# PROBLEM DETAILS:
Every line below that contains the word "JSON" must be copied.
[Start of section]
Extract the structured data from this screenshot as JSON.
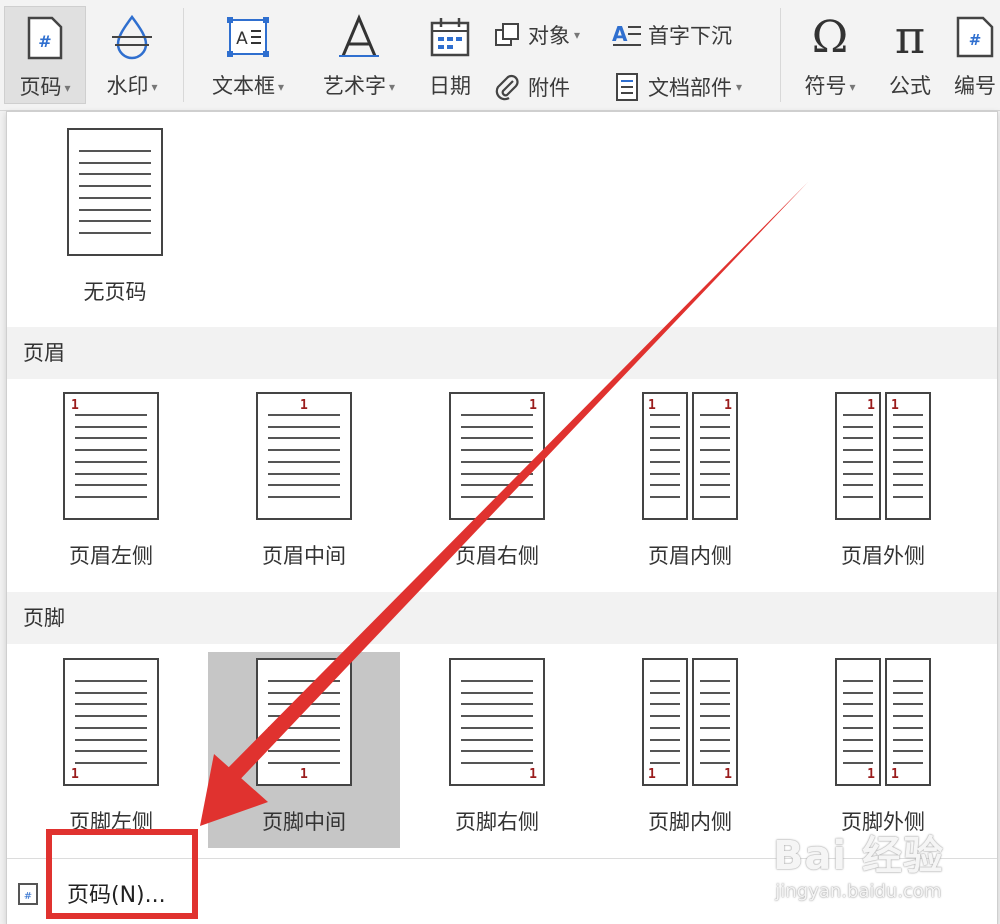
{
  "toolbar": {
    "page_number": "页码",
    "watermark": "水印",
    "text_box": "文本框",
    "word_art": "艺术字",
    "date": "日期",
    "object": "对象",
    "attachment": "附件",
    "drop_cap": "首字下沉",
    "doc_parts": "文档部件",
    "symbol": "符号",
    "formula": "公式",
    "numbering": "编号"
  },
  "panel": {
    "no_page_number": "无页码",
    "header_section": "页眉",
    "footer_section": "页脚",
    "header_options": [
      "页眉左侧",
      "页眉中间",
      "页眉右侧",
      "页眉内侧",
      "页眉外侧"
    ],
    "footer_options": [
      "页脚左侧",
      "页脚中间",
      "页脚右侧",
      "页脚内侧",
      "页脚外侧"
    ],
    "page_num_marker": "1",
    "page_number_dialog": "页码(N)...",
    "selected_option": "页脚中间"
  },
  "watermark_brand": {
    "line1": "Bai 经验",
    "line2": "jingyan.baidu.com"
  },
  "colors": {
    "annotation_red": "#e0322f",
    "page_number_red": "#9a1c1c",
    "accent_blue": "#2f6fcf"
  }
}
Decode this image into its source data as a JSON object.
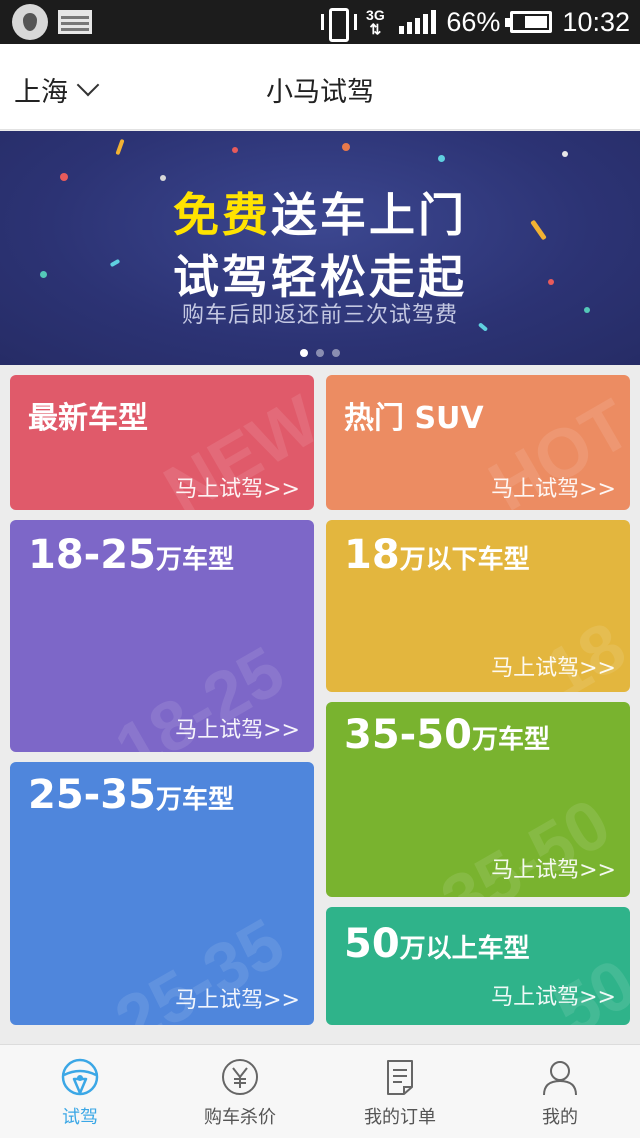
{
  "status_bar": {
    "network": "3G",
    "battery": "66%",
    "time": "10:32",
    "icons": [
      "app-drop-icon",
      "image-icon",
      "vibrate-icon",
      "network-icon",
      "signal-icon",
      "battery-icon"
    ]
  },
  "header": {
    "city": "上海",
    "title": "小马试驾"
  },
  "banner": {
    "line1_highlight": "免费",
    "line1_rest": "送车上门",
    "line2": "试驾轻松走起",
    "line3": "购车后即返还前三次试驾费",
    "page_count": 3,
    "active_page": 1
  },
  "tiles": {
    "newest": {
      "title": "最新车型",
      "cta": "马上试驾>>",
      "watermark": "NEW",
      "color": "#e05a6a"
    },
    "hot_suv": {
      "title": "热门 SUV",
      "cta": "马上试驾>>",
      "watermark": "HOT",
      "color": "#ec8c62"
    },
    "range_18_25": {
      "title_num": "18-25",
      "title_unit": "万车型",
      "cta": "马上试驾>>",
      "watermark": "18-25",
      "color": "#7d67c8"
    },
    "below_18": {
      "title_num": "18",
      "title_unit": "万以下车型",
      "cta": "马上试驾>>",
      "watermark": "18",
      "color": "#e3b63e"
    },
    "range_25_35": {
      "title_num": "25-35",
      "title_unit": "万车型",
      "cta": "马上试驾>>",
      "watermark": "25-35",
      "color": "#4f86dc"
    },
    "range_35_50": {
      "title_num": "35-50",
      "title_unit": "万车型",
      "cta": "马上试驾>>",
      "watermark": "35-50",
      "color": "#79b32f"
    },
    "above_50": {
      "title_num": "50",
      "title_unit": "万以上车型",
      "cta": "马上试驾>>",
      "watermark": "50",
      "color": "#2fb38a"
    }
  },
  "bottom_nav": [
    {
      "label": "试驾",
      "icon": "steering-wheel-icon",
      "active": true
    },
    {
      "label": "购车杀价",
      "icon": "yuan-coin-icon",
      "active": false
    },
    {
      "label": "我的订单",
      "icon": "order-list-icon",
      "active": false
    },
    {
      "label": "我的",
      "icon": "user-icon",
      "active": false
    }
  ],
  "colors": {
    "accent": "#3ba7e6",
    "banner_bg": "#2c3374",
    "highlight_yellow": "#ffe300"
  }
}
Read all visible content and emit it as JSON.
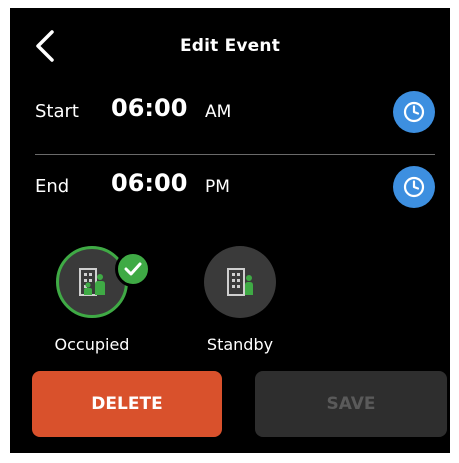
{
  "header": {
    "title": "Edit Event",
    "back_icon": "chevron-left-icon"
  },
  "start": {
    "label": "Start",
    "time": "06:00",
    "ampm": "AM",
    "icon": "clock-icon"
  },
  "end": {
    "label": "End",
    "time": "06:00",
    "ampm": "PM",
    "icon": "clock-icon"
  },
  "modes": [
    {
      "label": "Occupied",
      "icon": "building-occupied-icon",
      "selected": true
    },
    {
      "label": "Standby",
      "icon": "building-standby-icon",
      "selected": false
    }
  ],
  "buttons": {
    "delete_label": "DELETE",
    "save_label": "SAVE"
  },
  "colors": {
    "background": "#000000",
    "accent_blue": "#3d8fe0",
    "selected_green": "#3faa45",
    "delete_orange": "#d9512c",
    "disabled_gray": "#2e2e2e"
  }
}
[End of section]
# ANSWER TO THIS TASK:
Extract the structured data from this screenshot as JSON.
Decode this image into its source data as a JSON object.
Read all visible content and emit it as JSON.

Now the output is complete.